Outside McMurdo we meet the scientists. Particularly moving is an encounter with a cell biologist on mainland Antarctica. The biologist, who is about to embark on his last dive into the Southern Ocean, sits pensively, preparing himself for his final encounter with this underwater world. When drawn into conversation by Herzog, he muses on the unexpected violence and horrors of that hidden world. The creatures he describes are like something out of a science fiction novel. One uses its tentacles to ensnare its prey — the more the prey struggles, the tighter the tentacles grow. Eventually the victim exhausts itself and the creature moves in for the kill. The camera follows him on his dive; rather than terrifying, it is hauntingly beautiful.
Another touching moment is Herzog's meeting with a penguin specialist; a reclusive man who has been studying these creatures for 20 years. Although not forthcoming when it comes to human interaction, he breaks into a smile when Herzog probes him on the subject of gay penguins, and expounds with great amusement on the dynamics of penguin prostitution.
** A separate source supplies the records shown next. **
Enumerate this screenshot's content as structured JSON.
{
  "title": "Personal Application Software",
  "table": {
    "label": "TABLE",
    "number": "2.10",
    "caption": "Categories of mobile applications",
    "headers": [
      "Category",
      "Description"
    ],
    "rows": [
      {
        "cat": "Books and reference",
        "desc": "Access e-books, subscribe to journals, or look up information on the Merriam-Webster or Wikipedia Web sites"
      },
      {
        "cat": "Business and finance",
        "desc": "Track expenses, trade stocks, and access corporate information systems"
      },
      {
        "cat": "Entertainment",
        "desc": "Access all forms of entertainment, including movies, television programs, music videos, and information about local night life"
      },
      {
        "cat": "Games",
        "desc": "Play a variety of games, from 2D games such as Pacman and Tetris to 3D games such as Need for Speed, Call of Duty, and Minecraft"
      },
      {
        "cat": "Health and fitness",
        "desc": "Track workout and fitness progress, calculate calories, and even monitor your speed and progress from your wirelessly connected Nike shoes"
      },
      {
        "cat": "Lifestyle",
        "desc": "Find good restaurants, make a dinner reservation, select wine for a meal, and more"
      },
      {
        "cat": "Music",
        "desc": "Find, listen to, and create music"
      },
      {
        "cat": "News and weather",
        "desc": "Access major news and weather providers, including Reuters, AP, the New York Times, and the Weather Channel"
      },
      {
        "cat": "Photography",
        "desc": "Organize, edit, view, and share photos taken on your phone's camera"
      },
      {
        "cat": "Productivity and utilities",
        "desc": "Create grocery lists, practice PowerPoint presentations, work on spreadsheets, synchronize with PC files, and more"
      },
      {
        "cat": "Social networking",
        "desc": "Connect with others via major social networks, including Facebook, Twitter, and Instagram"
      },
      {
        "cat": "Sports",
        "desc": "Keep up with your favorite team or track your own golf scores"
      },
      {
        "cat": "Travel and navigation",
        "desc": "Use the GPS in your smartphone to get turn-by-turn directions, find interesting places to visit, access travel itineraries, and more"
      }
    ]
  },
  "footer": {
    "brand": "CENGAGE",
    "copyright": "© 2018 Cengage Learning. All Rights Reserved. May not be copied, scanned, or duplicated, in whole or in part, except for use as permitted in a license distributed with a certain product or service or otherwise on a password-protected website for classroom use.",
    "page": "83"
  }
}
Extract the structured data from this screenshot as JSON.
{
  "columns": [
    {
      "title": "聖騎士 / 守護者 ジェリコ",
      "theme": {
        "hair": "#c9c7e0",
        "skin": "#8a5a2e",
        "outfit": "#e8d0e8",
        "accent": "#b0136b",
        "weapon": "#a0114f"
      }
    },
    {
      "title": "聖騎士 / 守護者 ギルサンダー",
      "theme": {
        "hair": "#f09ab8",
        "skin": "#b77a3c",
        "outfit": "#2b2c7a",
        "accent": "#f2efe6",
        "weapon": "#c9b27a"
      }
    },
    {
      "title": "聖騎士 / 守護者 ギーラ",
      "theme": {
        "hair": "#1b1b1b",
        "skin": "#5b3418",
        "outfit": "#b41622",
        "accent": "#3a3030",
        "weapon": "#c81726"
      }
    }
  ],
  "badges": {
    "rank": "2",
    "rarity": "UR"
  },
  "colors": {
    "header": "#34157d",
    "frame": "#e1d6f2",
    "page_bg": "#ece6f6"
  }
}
Watching the film, it becomes clear that there must be something very special about Herzog's manner that allows people to interact with him in an achingly honest and open way. But he doesn't pander to the frivolous or self-indulgent. So when a traveller talks in painstaking detail about her experiences in a garbage truck in Africa, her voice fades out and we hear Herzog — in his soft, affable way — “her story goes on forever”.
But it's not just the people that capture your attention. Although Herzog didn't want to make a film about fluffy penguins, one of the most heart-breaking scenes is when a penguin — faced with the decision of whether to follow his companions to the water's edge or back to the colony — shuffles round in a circle and then heads straight for the mountains and the interior of Antarctica. Watching the penguin waddle to its death, you will them to interject. But, as our narrator explains, it wouldn't make a difference — its mind is made up.
Herzog uses these small stories as a way in to the majesty, epic scale and strangeness of Antarctica. As he intersperses personal tales with footage of towering ice cliffs, and icy underwater scenes of colossal beauty, you understand the tremendous — and contagious — reverence Herzog has for this place.
The topic of climate change is scarcely touched upon directly, but the theme of human fragility and destruction runs right through. From the apocalyptic films the researchers watch in their spare time to a volcanologist's words of warning about the planet's catastrophic past, it is hard to escape. One researcher says that in his dreams he can hear the iceberg “screeching, this iceberg is coming north”.
In the final scene, the philosopher-turned-forklift-driver quotes Alan Watts, “we are the witnesses through which the universe becomes conscious of its glory”. Perhaps Herzog shows us a touch of this glory here.